North Korea lashed out at a Chinese company that had complained of corruption and fraud in a multi-million dollar investment in the reclusive state, and accused the Xiyang Group of reneging on its deal.
The statement, carried on Wednesday by the North Korean state news agency KCNA, came at a sensitive time for the North as it seeks Chinese investment to revive its moribund economy and as its new leader Kim Jong-un has asked for a state visit to China, its main backer.
Xiyang Group, on a Chinese website, described its investment in an iron-ore powder venture as "a nightmare" and said that the North had violated its own investment laws.
"It (Xiyang) has carried out only 50 percent of its investment obligations though almost four years have past since the contract took effect," KCNA quoted a spokesman for its Commission for Joint Venture and Investment as saying.
North Korea rarely criticizes China or any Chinese entities in public, and the KCNA article said that the Xiyang comments had been whipped up by "hostile forces" in an orchestrated media campaign to blacken the country's name.

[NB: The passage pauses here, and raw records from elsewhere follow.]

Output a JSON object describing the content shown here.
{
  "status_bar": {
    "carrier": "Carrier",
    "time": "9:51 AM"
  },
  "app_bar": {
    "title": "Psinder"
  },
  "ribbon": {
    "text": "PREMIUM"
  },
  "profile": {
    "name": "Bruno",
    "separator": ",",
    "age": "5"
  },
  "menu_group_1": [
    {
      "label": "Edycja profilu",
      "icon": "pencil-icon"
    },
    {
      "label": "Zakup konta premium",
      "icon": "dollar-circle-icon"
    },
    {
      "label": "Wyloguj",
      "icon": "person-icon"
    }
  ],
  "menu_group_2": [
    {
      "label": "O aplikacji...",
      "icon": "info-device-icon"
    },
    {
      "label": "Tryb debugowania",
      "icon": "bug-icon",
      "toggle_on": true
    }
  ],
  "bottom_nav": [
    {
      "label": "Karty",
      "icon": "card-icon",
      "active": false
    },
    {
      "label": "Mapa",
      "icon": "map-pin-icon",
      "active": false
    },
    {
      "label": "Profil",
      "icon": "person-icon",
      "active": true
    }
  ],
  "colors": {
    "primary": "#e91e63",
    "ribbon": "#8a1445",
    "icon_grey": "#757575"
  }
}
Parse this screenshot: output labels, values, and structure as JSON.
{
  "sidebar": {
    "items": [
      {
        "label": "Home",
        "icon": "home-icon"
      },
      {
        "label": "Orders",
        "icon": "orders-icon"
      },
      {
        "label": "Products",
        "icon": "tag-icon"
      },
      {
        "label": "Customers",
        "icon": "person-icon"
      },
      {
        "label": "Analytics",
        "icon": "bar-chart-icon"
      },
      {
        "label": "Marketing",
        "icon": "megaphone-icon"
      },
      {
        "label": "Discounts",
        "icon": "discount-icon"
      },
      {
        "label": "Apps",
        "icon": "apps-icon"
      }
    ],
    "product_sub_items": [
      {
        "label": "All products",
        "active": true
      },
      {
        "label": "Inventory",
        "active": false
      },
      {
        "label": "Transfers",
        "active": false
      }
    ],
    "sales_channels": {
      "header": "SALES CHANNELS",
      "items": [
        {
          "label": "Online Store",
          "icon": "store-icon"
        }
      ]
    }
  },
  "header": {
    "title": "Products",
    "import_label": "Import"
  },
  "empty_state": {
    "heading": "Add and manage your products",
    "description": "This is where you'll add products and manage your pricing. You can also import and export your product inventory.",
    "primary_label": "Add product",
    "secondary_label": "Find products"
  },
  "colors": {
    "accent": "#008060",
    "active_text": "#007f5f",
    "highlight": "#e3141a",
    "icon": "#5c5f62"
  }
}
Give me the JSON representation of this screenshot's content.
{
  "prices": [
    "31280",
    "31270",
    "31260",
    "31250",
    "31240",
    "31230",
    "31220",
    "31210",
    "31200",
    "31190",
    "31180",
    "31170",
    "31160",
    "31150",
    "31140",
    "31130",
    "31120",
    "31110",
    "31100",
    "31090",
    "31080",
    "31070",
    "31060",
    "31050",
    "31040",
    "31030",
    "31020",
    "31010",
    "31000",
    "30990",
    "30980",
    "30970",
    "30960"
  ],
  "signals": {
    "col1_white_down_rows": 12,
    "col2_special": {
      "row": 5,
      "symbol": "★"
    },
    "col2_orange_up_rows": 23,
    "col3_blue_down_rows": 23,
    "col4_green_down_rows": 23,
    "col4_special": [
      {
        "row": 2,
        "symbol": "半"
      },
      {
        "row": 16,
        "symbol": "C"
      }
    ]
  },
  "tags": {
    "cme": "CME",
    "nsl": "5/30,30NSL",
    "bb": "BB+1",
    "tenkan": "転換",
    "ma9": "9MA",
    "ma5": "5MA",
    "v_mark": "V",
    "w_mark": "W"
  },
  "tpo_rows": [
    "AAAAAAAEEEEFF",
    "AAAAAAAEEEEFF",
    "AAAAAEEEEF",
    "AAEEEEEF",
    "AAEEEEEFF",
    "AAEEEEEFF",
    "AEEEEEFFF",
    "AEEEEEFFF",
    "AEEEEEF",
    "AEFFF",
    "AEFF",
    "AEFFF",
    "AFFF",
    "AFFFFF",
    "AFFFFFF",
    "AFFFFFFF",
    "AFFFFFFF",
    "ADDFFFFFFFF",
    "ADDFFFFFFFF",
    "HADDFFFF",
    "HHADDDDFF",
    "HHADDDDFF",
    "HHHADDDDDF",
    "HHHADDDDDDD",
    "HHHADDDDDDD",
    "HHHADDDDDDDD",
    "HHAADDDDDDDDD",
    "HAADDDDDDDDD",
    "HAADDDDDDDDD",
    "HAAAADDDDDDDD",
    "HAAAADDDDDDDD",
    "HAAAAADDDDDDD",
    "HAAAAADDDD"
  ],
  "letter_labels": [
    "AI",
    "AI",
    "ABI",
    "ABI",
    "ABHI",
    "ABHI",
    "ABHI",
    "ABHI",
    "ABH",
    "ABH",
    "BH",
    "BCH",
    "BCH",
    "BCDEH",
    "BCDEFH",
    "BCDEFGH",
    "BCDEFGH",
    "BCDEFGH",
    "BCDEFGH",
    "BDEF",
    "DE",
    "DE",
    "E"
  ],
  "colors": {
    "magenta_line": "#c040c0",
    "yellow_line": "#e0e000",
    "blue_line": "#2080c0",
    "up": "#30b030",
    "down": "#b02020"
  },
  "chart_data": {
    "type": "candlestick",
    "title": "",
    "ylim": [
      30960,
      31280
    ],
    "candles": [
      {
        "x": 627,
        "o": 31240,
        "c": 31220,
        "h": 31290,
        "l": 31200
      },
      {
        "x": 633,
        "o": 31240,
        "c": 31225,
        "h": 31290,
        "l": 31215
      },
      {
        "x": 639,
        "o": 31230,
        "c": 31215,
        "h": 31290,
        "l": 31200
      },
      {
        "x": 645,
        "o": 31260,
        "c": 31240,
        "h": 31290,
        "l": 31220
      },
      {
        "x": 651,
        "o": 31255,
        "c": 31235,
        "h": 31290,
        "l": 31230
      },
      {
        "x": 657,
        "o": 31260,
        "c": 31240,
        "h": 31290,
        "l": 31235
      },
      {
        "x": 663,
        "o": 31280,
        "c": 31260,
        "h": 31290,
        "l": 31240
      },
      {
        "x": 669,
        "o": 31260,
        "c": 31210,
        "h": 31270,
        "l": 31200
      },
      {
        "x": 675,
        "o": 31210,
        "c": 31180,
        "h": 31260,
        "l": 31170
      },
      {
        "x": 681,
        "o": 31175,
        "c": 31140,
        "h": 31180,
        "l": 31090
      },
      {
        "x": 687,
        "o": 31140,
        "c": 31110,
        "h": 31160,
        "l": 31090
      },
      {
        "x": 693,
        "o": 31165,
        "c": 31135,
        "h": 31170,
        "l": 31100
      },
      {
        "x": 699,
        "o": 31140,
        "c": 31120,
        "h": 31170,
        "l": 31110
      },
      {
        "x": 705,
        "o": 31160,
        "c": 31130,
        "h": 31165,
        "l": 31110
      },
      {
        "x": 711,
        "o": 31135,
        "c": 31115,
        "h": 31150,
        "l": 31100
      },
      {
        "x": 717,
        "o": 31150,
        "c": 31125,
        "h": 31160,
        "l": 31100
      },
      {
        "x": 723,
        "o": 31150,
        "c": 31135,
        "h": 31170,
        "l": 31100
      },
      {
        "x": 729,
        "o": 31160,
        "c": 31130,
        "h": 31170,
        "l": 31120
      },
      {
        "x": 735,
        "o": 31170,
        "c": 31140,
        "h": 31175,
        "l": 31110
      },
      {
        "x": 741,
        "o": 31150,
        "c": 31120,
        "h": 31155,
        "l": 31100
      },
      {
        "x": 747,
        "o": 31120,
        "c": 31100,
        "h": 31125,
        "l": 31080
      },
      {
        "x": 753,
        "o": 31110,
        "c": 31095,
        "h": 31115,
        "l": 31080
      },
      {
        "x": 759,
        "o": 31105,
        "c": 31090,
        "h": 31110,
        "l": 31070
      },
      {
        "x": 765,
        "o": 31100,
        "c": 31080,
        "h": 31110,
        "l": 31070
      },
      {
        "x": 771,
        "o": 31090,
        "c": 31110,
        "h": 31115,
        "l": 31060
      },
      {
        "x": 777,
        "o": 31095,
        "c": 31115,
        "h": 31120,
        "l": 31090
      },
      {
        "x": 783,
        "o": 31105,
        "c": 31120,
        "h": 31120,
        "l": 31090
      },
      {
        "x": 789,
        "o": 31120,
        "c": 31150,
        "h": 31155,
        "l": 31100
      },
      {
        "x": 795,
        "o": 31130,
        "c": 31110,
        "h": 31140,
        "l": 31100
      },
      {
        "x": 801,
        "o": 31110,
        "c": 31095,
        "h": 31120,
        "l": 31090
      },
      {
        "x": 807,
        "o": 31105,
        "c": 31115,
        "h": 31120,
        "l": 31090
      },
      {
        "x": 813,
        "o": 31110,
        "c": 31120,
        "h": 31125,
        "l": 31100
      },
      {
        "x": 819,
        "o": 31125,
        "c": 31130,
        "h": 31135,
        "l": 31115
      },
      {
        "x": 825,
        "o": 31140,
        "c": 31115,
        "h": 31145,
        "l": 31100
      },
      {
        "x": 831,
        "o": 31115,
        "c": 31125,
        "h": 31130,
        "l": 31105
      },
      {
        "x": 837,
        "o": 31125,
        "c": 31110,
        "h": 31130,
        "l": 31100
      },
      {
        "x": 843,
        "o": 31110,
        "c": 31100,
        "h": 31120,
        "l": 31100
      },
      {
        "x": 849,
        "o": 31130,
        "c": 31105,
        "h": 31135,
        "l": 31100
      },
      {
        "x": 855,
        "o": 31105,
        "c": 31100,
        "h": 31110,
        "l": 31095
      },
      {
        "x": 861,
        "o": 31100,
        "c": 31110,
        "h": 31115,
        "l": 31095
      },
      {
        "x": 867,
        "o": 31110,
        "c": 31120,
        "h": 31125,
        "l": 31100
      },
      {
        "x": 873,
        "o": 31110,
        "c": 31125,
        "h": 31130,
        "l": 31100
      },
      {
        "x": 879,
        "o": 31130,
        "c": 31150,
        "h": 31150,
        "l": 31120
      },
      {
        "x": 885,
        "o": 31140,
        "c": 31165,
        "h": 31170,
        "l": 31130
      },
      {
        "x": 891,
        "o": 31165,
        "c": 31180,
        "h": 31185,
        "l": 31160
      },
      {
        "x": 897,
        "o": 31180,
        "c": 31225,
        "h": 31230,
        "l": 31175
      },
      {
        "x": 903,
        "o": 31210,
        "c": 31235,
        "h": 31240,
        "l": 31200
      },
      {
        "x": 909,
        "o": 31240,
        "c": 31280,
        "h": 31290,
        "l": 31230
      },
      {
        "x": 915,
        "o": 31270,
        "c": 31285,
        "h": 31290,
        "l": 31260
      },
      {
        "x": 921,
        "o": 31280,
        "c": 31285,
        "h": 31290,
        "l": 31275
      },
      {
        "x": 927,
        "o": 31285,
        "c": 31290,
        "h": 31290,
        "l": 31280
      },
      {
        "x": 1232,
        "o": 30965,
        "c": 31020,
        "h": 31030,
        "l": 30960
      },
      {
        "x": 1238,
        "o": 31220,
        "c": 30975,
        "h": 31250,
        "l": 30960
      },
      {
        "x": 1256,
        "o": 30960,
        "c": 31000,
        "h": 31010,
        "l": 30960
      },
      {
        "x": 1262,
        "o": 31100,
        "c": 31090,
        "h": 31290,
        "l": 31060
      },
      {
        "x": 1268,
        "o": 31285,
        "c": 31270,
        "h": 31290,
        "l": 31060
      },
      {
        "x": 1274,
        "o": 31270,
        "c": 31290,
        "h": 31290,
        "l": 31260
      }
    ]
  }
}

North Korea's special economic zones are governed by a patchwork of laws and have so far failed to attract large amounts of Chinese investment into a country that has been hit with international sanctions after its nuclear tests in 2006 and 2009.
The country sits on significant deposits of coal, iron ore and gold and has substantial reserves of rare earths. But a rickety infrastructure and uncertain laws deters investors.
Between 2003 and 2009, Chinese investment in North Korea stood at $98.3 million, just 12 percent of the amount Chinese firms have invested in South Korea, according to Chinese data cited in a 2011 report by Drew Thompson, a Korea specialist who now works at the U.S. Department of Defense.
Jang Song-taek, the uncle of North Korea's new ruler visited Beijing last month to ask for new investment and to try to get China to agree to a state visit for Kim, who has ruled the North since the death of his father.